Doors that don't lock, security cameras that don't work, and a lack of control over who's coming and going all contribute to making 30th Street Station a security risk, a report from Amtrak's inspector general has found.

"Long-standing unmitigated security weaknesses at Philadelphia's 30th Street Station and Penn Coach Yard are placing the security and safety of the company's passengers and employees at risk," stated the report, released April 24.

The consequences of those security lapses are seen through problems including a drunk driver who got onto the tracks and Amtrak police spending their time chasing trespassers who use drugs in the restrooms and commit crimes against workers and passengers, the report states. Trespassing accounted for almost a third of the incidents the police force handled in 2017.

"Amtrak has already started to address the identified security vulnerabilities and determined specific actions, responsible departments, and planned completion dates for addressing each vulnerability," the rail company said in a statement Tuesday.

Porous security at the station and rail yard results from a familiar foe for Amtrak, officials interviewed in the report stated: a lack of money. Amtrak's emergency management and corporate security department told the report's investigators that it has an annual grant budget of $5 million for security at 30th Street Station, but addressing all the security risks identified would cost $20 million.

Beyond money, top officials told the inspector general's office that there was a lack of coordination and accountability when it came to security issues, the report stated. Three different departments within Amtrak are working to add electromagnetic locks to exterior doors, but the $750,000 project is stalled, the report states, because "the company has not identified anyone to take responsibility for completing the project." Confusion and a not-my-problem approach to security appeared to be a pattern that caused a number of the problems the report identified.

Workers interviewed for the report stated that they had not received security training, something Amtrak conducted until 2016. That choice contradicted the 9/11 Commission Act, the report states, which emphasized the importance of security training for rail workers.

The station served more than 4.4 million Amtrak riders in 2017 and brought in $306 million in revenue, Amtrak reported.
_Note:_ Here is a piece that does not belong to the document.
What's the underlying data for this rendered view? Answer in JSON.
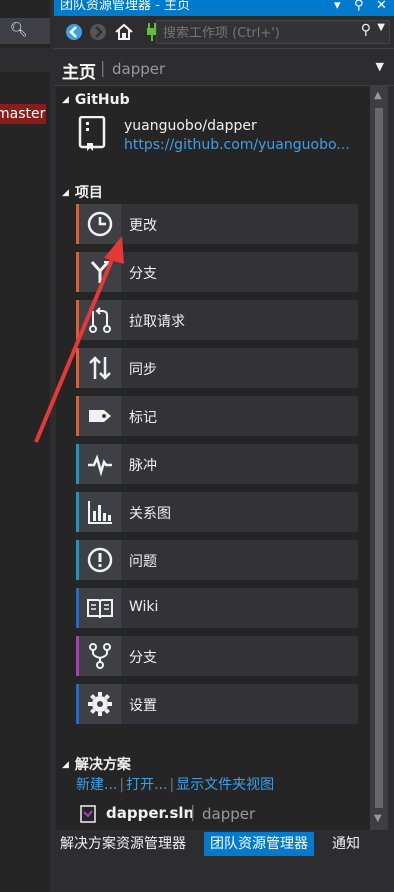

The station also serves about 12 million riders on SEPTA and NJTransit trains, as well as riders on SEPTA's trolleys and subway.

Railroad security is inherently a more complicated task than at an airport, where security screening happens near the entrance to a building, said Alfredo Perez, a consultant on rail security issues. Rail stations have multiple entrances and exits, he said, and very little passenger screening.

"It is an ongoing problem across all transit agencies," he said. "Passengers want more security, 'just don't let me miss my train,' and that's the balancing act these transit agencies deal with."

The flaws with security at 30th Street Station, he said, appear to be more a result of lax procedures than an effort to spare passengers excessive scrutiny.

The report's authors credited Amtrak with spending about $12 million in grant money to improve security since 2009, including using dogs to detect explosives in bags and installing obstacles to keep vehicles from driving into the station's entrances. Other improvements, such as card readers on interior doors to limit access to workers, and video cameras, have become less effective due to poor management and insufficient maintenance.

The report found that the station's exterior doors cannot be locked, either because they aren't equipped with locks or officials don't have keys. Amtrak has been working on the problem, the report found, but efforts have stalled due to a lack of funding. Amtrak does not have the ability to secure the station if there's an emergency.

Security within the building also is troubling, the report said. Interior doors aren't secure, and too many workers have access to office space they have no reason to use. An example the report cited was the station's ticketing office. Twenty-six people work there, but 450 employees and contractors in Amtrak's ticketing department nationwide can get into the office in Philadelphia.

Outside the station, security at the rail yard was determined to be lax. Investigators found damaged fences, no gates at the entrance to the yard, and no regular patrols. Video cameras both in the station and the rail yard weren't all functioning. Just 70 of 225 vehicles parked in the rail yard's lot had valid parking permits.

"As a result, trespassers can easily access and park in the yard, which has resulted in thefts and other issues," the report stated, "including an intoxicated driver overturning a vehicle onto the tracks in 2013."

Fixes for the fences and cameras were, again, on hold due to a lack of funding, the report stated.

Philadelphia police were reviewing the report and declined to comment Tuesday.

Amtrak management's comments were included in the report, and they said a plan to secure 30th Street Station's exterior and interior doors, a project that may be consolidated under one department, should be done by December. They anticipated having training programs in place for workers by March 2019.

Sen. Bob Casey (D., Pa.) pointed to the report as a call for funding to improve for the national rail carrier. "Amtrak has been underfunded for years and this is one more example of why we need to invest in our national infrastructure and Amtrak," he said.

Money problems have haunted Amtrak almost since it was created more than 40 years ago. Amtrak spends about $300 million a year on keeping the Northeast Corridor in good repair, but the need is estimated at between $700 million and $900 million.

The inspector general's office conducted observations at the rail yard and station, interviews with workers, and compared practices at 30th Street with other Amtrak stations and security practices with other public and private organizations.